# Aim of the task:
Without the images, set down each entry exactly.

• • • •

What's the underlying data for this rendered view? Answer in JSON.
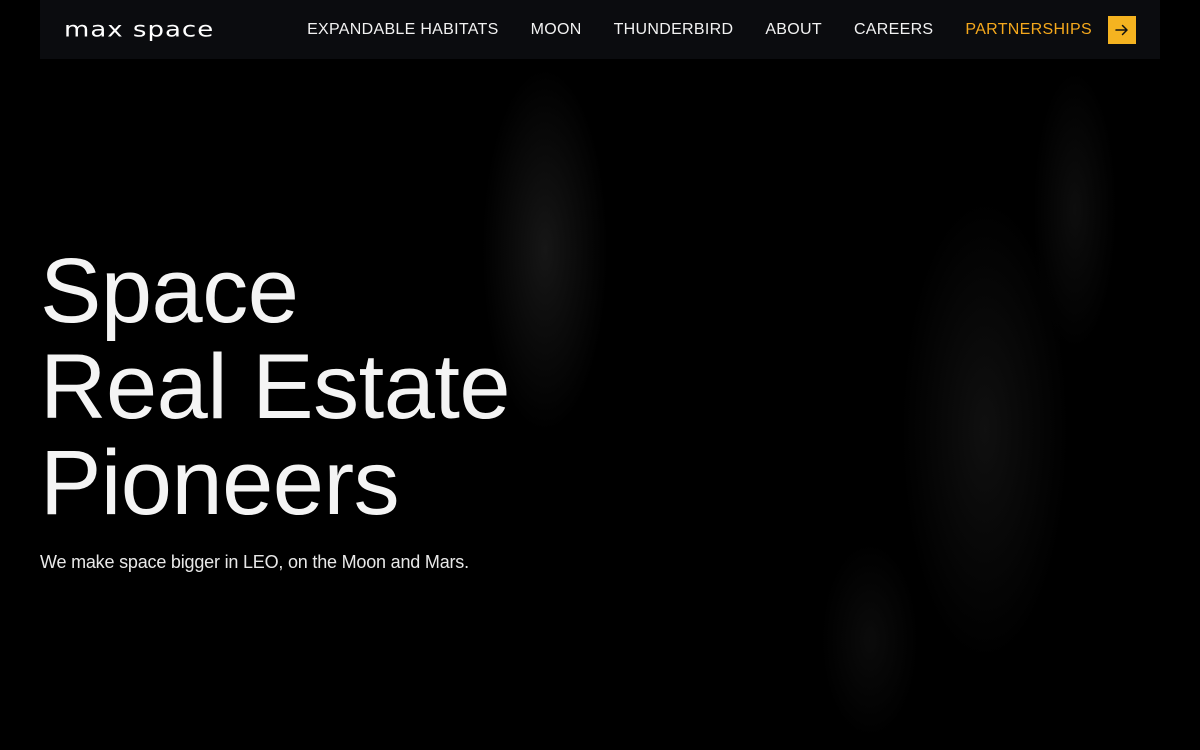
{
  "brand": {
    "logo_text": "max space"
  },
  "nav": {
    "items": [
      {
        "label": "EXPANDABLE HABITATS"
      },
      {
        "label": "MOON"
      },
      {
        "label": "THUNDERBIRD"
      },
      {
        "label": "ABOUT"
      },
      {
        "label": "CAREERS"
      },
      {
        "label": "PARTNERSHIPS"
      }
    ],
    "cta_icon": "arrow-right-icon"
  },
  "hero": {
    "title_lines": [
      "Space",
      "Real Estate",
      "Pioneers"
    ],
    "subtitle": "We make space bigger in LEO, on the Moon and Mars."
  },
  "colors": {
    "background": "#000000",
    "navbar": "#0b0c0f",
    "accent": "#f5a81c",
    "text": "#ffffff"
  }
}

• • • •

# Solved problem:
What's the underlying data for this rendered view? Answer in JSON.
{
  "brand": {
    "logo_text": "max space"
  },
  "nav": {
    "items": [
      {
        "label": "EXPANDABLE HABITATS"
      },
      {
        "label": "MOON"
      },
      {
        "label": "THUNDERBIRD"
      },
      {
        "label": "ABOUT"
      },
      {
        "label": "CAREERS"
      },
      {
        "label": "PARTNERSHIPS"
      }
    ],
    "cta_icon": "arrow-right-icon"
  },
  "hero": {
    "title_lines": [
      "Space",
      "Real Estate",
      "Pioneers"
    ],
    "subtitle": "We make space bigger in LEO, on the Moon and Mars."
  },
  "colors": {
    "background": "#000000",
    "navbar": "#0b0c0f",
    "accent": "#f5a81c",
    "text": "#ffffff"
  }
}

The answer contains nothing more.